That was expected to remain an alternative option for shippers during the current disruption. «It is relatively low cost, in comparison to any direct air freight alternative, a primary driver for the popularity of sea/air services, but so too are the myriad of route and transit options available to suit most deadlines,» Liddell noted.
He added: «Sea freight will struggle with the impact of the Suez blockage for months to come, so a ‘wait and see’ strategy is unlikely to work. We recommend that you review your priority shipments and products and we can assist in making the right decision to ensure business continuity and your own customers’ demands are achieved.
«When ships get delayed by an incident, they go off schedule and arrive too close together, creating chaos. Which will occur in the wake of this Suez blockage, first at European ports, then at US East Coast ports, as well as throughout Asia.»
He said there will be a short lull before ships start arriving, allowing ports to clear any current backlogs. «But even if the ports succeed, ULCVs typically have a container exchange of up to 10,000 TEU, which stretches terminal productivity to the limit at the best of times,» Liddell noted.

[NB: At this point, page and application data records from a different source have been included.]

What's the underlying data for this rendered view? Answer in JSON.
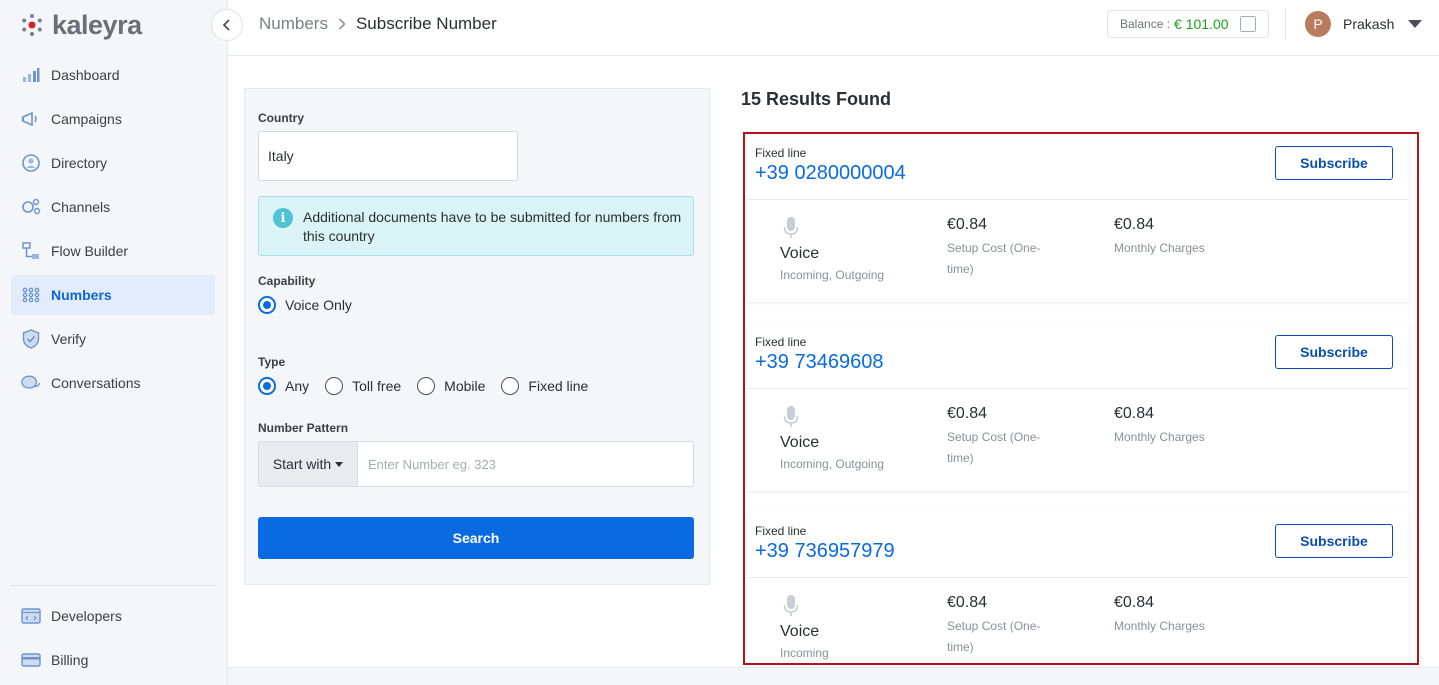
{
  "brand": {
    "name": "kaleyra",
    "accent": "#0a6be0",
    "logo_dot": "#d6222a"
  },
  "sidebar": {
    "items": [
      {
        "label": "Dashboard",
        "icon": "bar-chart-icon"
      },
      {
        "label": "Campaigns",
        "icon": "megaphone-icon"
      },
      {
        "label": "Directory",
        "icon": "person-circle-icon"
      },
      {
        "label": "Channels",
        "icon": "channels-icon"
      },
      {
        "label": "Flow Builder",
        "icon": "flow-icon"
      },
      {
        "label": "Numbers",
        "icon": "dial-pad-icon",
        "active": true
      },
      {
        "label": "Verify",
        "icon": "shield-check-icon"
      },
      {
        "label": "Conversations",
        "icon": "chat-bubbles-icon"
      }
    ],
    "bottom_items": [
      {
        "label": "Developers",
        "icon": "code-window-icon"
      },
      {
        "label": "Billing",
        "icon": "credit-card-icon"
      }
    ]
  },
  "header": {
    "breadcrumb_parent": "Numbers",
    "breadcrumb_current": "Subscribe Number",
    "balance_label": "Balance :",
    "balance_amount": "€ 101.00",
    "user_initial": "P",
    "user_name": "Prakash"
  },
  "search_panel": {
    "country_label": "Country",
    "country_value": "Italy",
    "alert_text": "Additional documents have to be submitted for numbers from this country",
    "capability_label": "Capability",
    "capability_option": "Voice Only",
    "type_label": "Type",
    "type_options": [
      "Any",
      "Toll free",
      "Mobile",
      "Fixed line"
    ],
    "type_selected": "Any",
    "pattern_label": "Number Pattern",
    "pattern_select": "Start with",
    "pattern_placeholder": "Enter Number eg. 323",
    "search_button": "Search"
  },
  "results": {
    "title": "15 Results Found",
    "cards": [
      {
        "type": "Fixed line",
        "number": "+39 0280000004",
        "button": "Subscribe",
        "capability": "Voice",
        "capability_sub": "Incoming, Outgoing",
        "setup_cost": "€0.84",
        "setup_label": "Setup Cost (One-time)",
        "monthly_cost": "€0.84",
        "monthly_label": "Monthly Charges"
      },
      {
        "type": "Fixed line",
        "number": "+39 73469608",
        "button": "Subscribe",
        "capability": "Voice",
        "capability_sub": "Incoming, Outgoing",
        "setup_cost": "€0.84",
        "setup_label": "Setup Cost (One-time)",
        "monthly_cost": "€0.84",
        "monthly_label": "Monthly Charges"
      },
      {
        "type": "Fixed line",
        "number": "+39 736957979",
        "button": "Subscribe",
        "capability": "Voice",
        "capability_sub": "Incoming",
        "setup_cost": "€0.84",
        "setup_label": "Setup Cost (One-time)",
        "monthly_cost": "€0.84",
        "monthly_label": "Monthly Charges"
      }
    ]
  }
}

Vessel service disruptions
«We are likely to see a lot of port omissions by vessels and congestion at major ports. We are now being advised by shipping lines of some significant service cancellations that will create weeks where vessels are not operating as they look to realign their schedules — the impact is already being felt within the industry as we enter April,» he added. «As congestion spreads carriers will unload vessels at a single early port in order to get ships back to Asia quicker, which means that cargoes destined for multiple European ports will have to move to the correct destination by feeder or other means.»
Another extension of the pain is likely to be the actions that the lines will take to recover their schedules, which is likely to include blanking sailings, omitting port calls or deploying ‘extra loaders’, he noted — «although this latter is less likely given the state of the charter market».
He concluded: «With ships out of position and far behind schedule, port congestion spreading and continuing container imbalances, all the ingredients are there for further rises in rates and carriers may feel entitled to extend surcharges for another few months or even increase them to the general market who are not under contracted commitments.»
Meanwhile, Alex Veitch, general manager for public policy at freight transport association Logistics UK, commented: "News that the stranded cargo vessel the EverGiven, has finally been refloated and is no longer blocking the Suez Canal is excellent news for global supply chains. However, with more than 300 ships stuck behind the ship waiting to travel through the canal, the impact of the incident will continue to be felt around the world for some weeks.
«Any delay to deliveries from the Far East will mean delays in picking up goods from UK ports for export, as well as slowing down deliveries into the UK’s supply chain. Goods affected by the delays will include seasonal stock for UK retailers, so gaps may start to appear unless the situation is resolved quickly.
«It is now vitally important to clear the „traffic jam“ of ships delayed in the Canal as quickly as possible, to restart the supply chain and minimise any disruption. However, the clearance of so many ships at one time could cause congestion at ports along the supply chain, with a resultant slowdown in port productivity.»